> **Task objective**
The entries that follow must be given again exactly, with no pictures kept.

Records excerpted from a collection:
——————————
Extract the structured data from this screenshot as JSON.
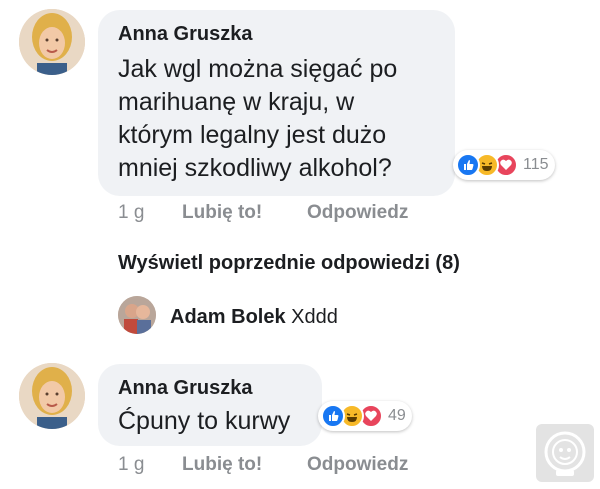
{
  "comments": [
    {
      "author": "Anna Gruszka",
      "lines": [
        "Jak wgl można sięgać po",
        "marihuanę w kraju, w",
        "którym legalny jest dużo",
        "mniej szkodliwy alkohol?"
      ],
      "reactions": {
        "icons": [
          "like-icon",
          "haha-icon",
          "love-icon"
        ],
        "count": "115"
      },
      "time": "1 g",
      "like_label": "Lubię to!",
      "reply_label": "Odpowiedz"
    },
    {
      "author": "Anna Gruszka",
      "lines": [
        "Ćpuny to kurwy"
      ],
      "reactions": {
        "icons": [
          "like-icon",
          "haha-icon",
          "love-icon"
        ],
        "count": "49"
      },
      "time": "1 g",
      "like_label": "Lubię to!",
      "reply_label": "Odpowiedz"
    }
  ],
  "previous_replies_link": "Wyświetl poprzednie odpowiedzi (8)",
  "reply": {
    "author": "Adam Bolek",
    "text": "Xddd"
  },
  "colors": {
    "bubble": "#f0f2f5",
    "text": "#1c1e21",
    "muted": "#8a8d91",
    "like": "#1877f2",
    "haha": "#f7b928",
    "love": "#e8455c"
  }
}
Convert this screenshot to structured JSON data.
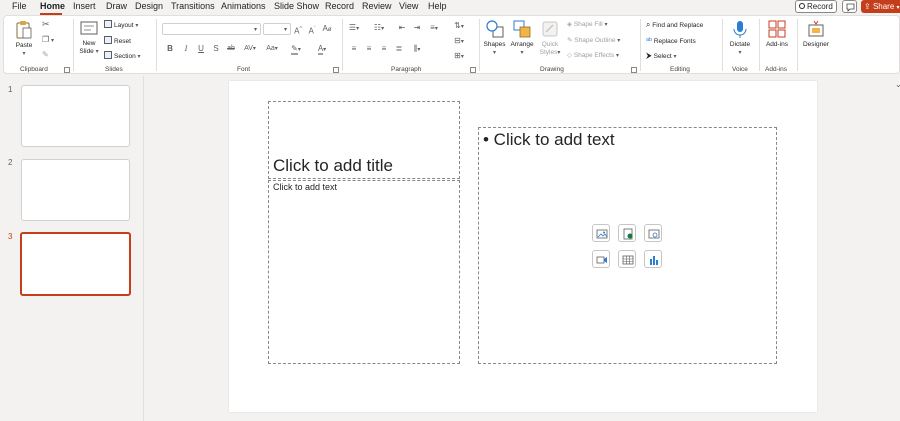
{
  "tabs": [
    "File",
    "Home",
    "Insert",
    "Draw",
    "Design",
    "Transitions",
    "Animations",
    "Slide Show",
    "Record",
    "Review",
    "View",
    "Help"
  ],
  "active_tab": "Home",
  "record_label": "Record",
  "share_label": "Share",
  "ribbon": {
    "clipboard": {
      "group_label": "Clipboard",
      "paste": "Paste"
    },
    "slides": {
      "group_label": "Slides",
      "new_slide_line1": "New",
      "new_slide_line2": "Slide",
      "layout": "Layout",
      "reset": "Reset",
      "section": "Section"
    },
    "font": {
      "group_label": "Font",
      "font_name": "",
      "font_size": ""
    },
    "paragraph": {
      "group_label": "Paragraph"
    },
    "drawing": {
      "group_label": "Drawing",
      "shapes": "Shapes",
      "arrange": "Arrange",
      "quick_styles_line1": "Quick",
      "quick_styles_line2": "Styles",
      "shape_fill": "Shape Fill",
      "shape_outline": "Shape Outline",
      "shape_effects": "Shape Effects"
    },
    "editing": {
      "group_label": "Editing",
      "find_replace": "Find and Replace",
      "replace_fonts": "Replace Fonts",
      "select": "Select"
    },
    "voice": {
      "group_label": "Voice",
      "dictate": "Dictate"
    },
    "addins": {
      "group_label": "Add-ins",
      "addins": "Add-ins"
    },
    "designer": {
      "designer": "Designer"
    }
  },
  "thumbnails": [
    {
      "number": "1",
      "selected": false
    },
    {
      "number": "2",
      "selected": false
    },
    {
      "number": "3",
      "selected": true
    }
  ],
  "slide": {
    "title_placeholder": "Click to add title",
    "text_placeholder": "Click to add text",
    "content_placeholder": "• Click to add text"
  },
  "colors": {
    "accent": "#c43e1c",
    "blue_icon": "#2b7cd3",
    "green_icon": "#107c41"
  }
}
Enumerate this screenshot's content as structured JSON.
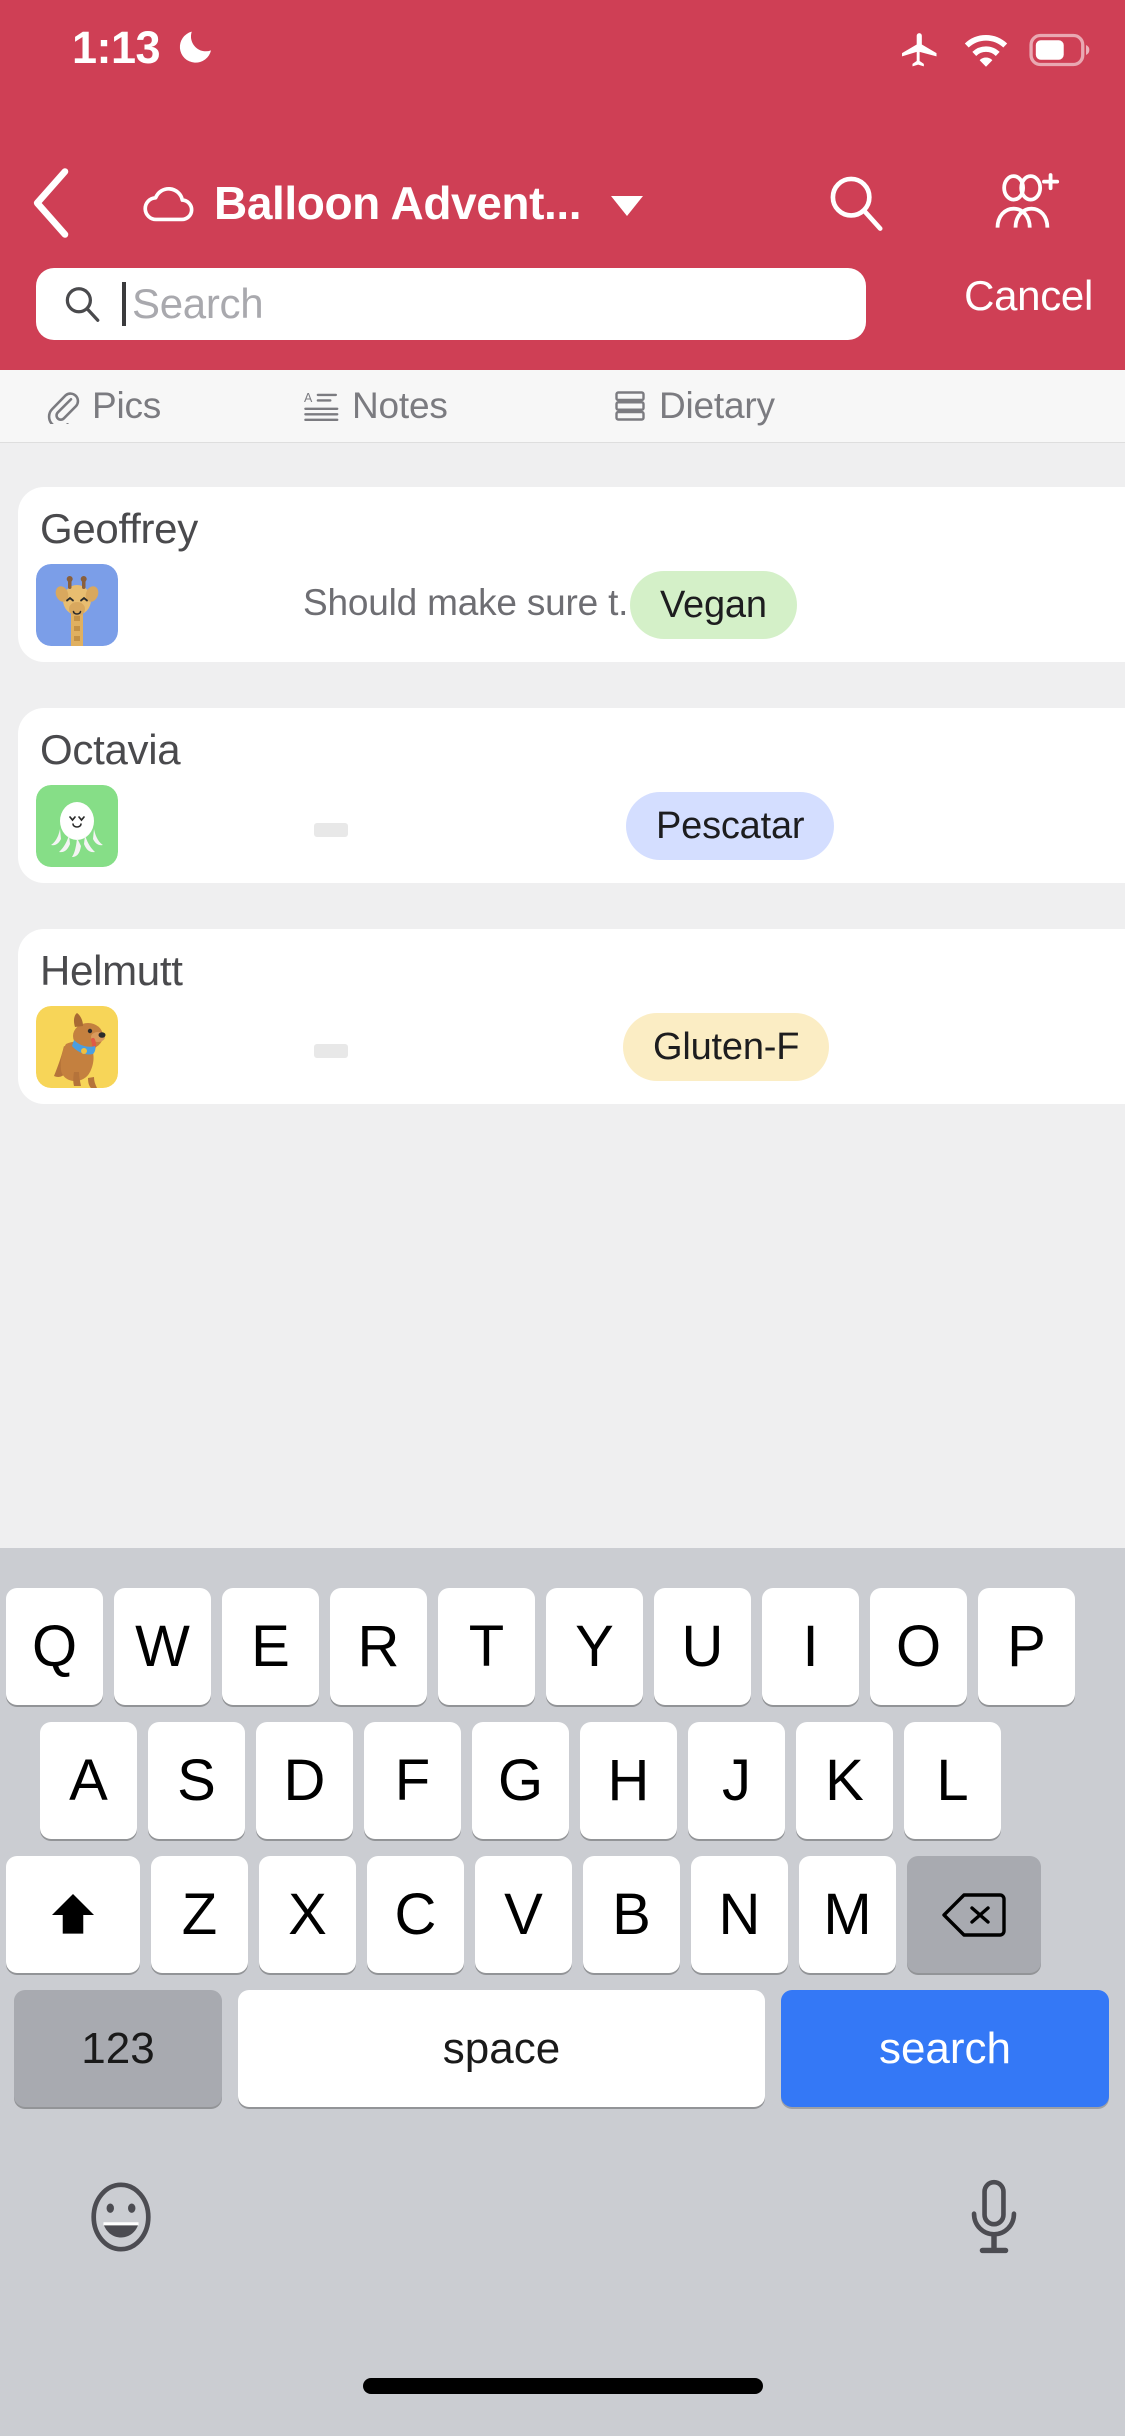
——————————
> **Answer box**
Extract the structured data from this screenshot as JSON.
{
  "comments": [
    {
      "author": "Anna Gruszka",
      "lines": [
        "Jak wgl można sięgać po",
        "marihuanę w kraju, w",
        "którym legalny jest dużo",
        "mniej szkodliwy alkohol?"
      ],
      "reactions": {
        "icons": [
          "like-icon",
          "haha-icon",
          "love-icon"
        ],
        "count": "115"
      },
      "time": "1 g",
      "like_label": "Lubię to!",
      "reply_label": "Odpowiedz"
    },
    {
      "author": "Anna Gruszka",
      "lines": [
        "Ćpuny to kurwy"
      ],
      "reactions": {
        "icons": [
          "like-icon",
          "haha-icon",
          "love-icon"
        ],
        "count": "49"
      },
      "time": "1 g",
      "like_label": "Lubię to!",
      "reply_label": "Odpowiedz"
    }
  ],
  "previous_replies_link": "Wyświetl poprzednie odpowiedzi (8)",
  "reply": {
    "author": "Adam Bolek",
    "text": "Xddd"
  },
  "colors": {
    "bubble": "#f0f2f5",
    "text": "#1c1e21",
    "muted": "#8a8d91",
    "like": "#1877f2",
    "haha": "#f7b928",
    "love": "#e8455c"
  }
}
Convert this screenshot to structured JSON data.
{
  "tabs": [
    "File",
    "Home",
    "Insert",
    "Draw",
    "Design",
    "Transitions",
    "Animations",
    "Slide Show",
    "Record",
    "Review",
    "View",
    "Help"
  ],
  "active_tab": "Home",
  "record_label": "Record",
  "share_label": "Share",
  "ribbon": {
    "clipboard": {
      "group_label": "Clipboard",
      "paste": "Paste"
    },
    "slides": {
      "group_label": "Slides",
      "new_slide_line1": "New",
      "new_slide_line2": "Slide",
      "layout": "Layout",
      "reset": "Reset",
      "section": "Section"
    },
    "font": {
      "group_label": "Font",
      "font_name": "",
      "font_size": ""
    },
    "paragraph": {
      "group_label": "Paragraph"
    },
    "drawing": {
      "group_label": "Drawing",
      "shapes": "Shapes",
      "arrange": "Arrange",
      "quick_styles_line1": "Quick",
      "quick_styles_line2": "Styles",
      "shape_fill": "Shape Fill",
      "shape_outline": "Shape Outline",
      "shape_effects": "Shape Effects"
    },
    "editing": {
      "group_label": "Editing",
      "find_replace": "Find and Replace",
      "replace_fonts": "Replace Fonts",
      "select": "Select"
    },
    "voice": {
      "group_label": "Voice",
      "dictate": "Dictate"
    },
    "addins": {
      "group_label": "Add-ins",
      "addins": "Add-ins"
    },
    "designer": {
      "designer": "Designer"
    }
  },
  "thumbnails": [
    {
      "number": "1",
      "selected": false
    },
    {
      "number": "2",
      "selected": false
    },
    {
      "number": "3",
      "selected": true
    }
  ],
  "slide": {
    "title_placeholder": "Click to add title",
    "text_placeholder": "Click to add text",
    "content_placeholder": "• Click to add text"
  },
  "colors": {
    "accent": "#c43e1c",
    "blue_icon": "#2b7cd3",
    "green_icon": "#107c41"
  }
}
Enumerate this screenshot's content as structured JSON.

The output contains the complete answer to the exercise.